« Reply #12 on: January 14, 2020, 04:52:59 pm »
I've been using the FPCUpDeluxe install of the crosscompiler, which ships with crosslibs for Linux, so I can compile regular GUI programs fine. The problem is that I'm trying to link to SDL2. On Windows it's fine since the DLL doesn't need to be there at linktime, but (as I learned from this thread) on Linux the .so does. How nice.

I installed libsdl2-dev on an Ubuntu VM and copied it over to my Windows machine, but it started referencing other .so files which ended up being sort of a rabbit hole.

I'm going to try compiling SDL2 from source with fewer features enabled (I just need the audio capabilities) and see what I can do.

Initially I tried to just compile on Linux directly, however the program is 32 bit and it's damn near impossible to get FPC to compile a 32 bit binary on Linux.
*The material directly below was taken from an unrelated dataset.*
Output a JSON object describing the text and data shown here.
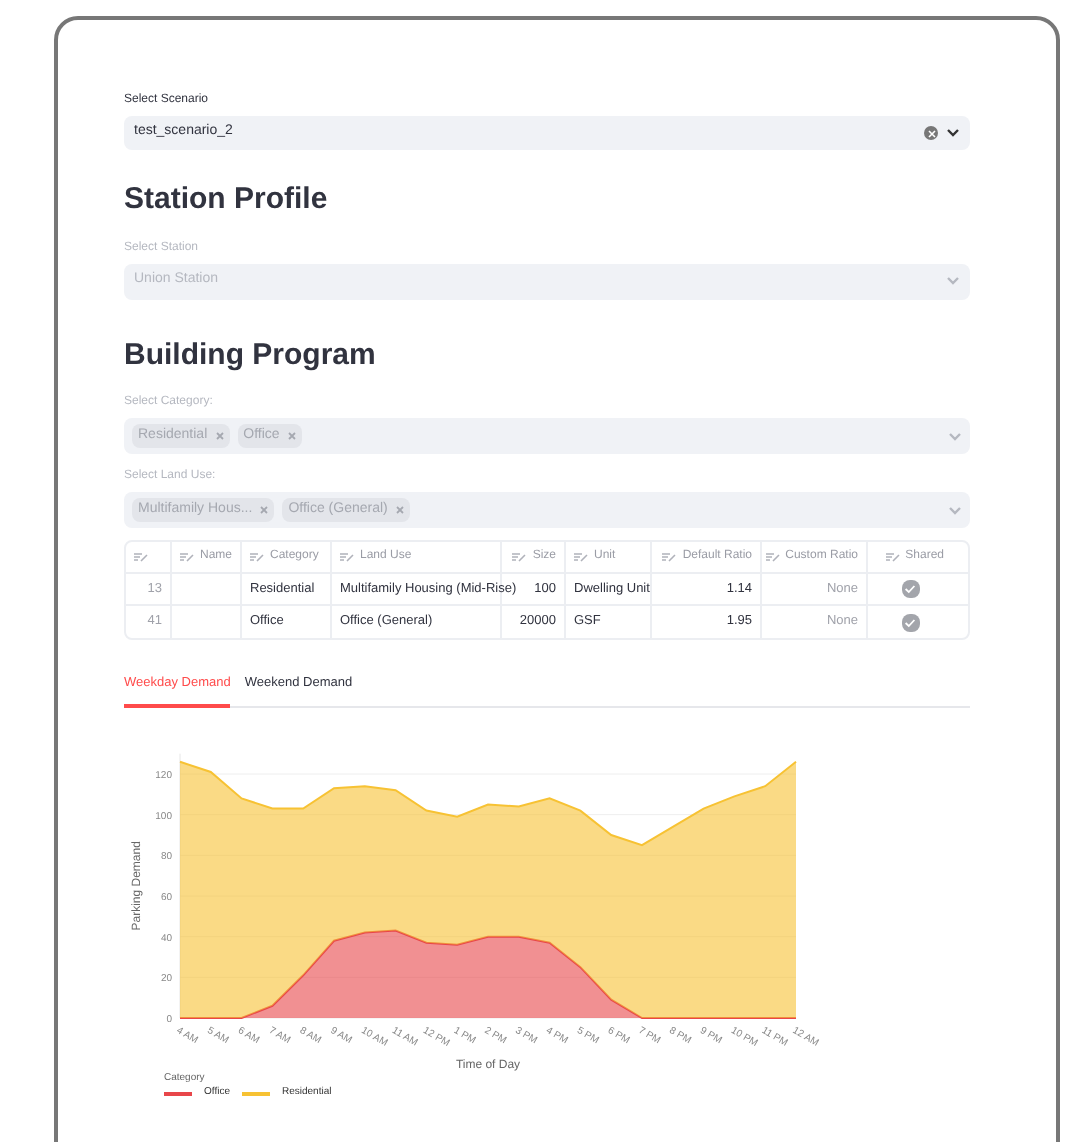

I use Dynamic Library Linking on my projects. The advantage of that is
1- You don't need the library to compile the project
2- You don't need the library to run the binary if you won't use it on a particular configuration.
3- If you don't have the library and you need it then you can show an error message to the user instead of the program not starting when the library is not present on the system.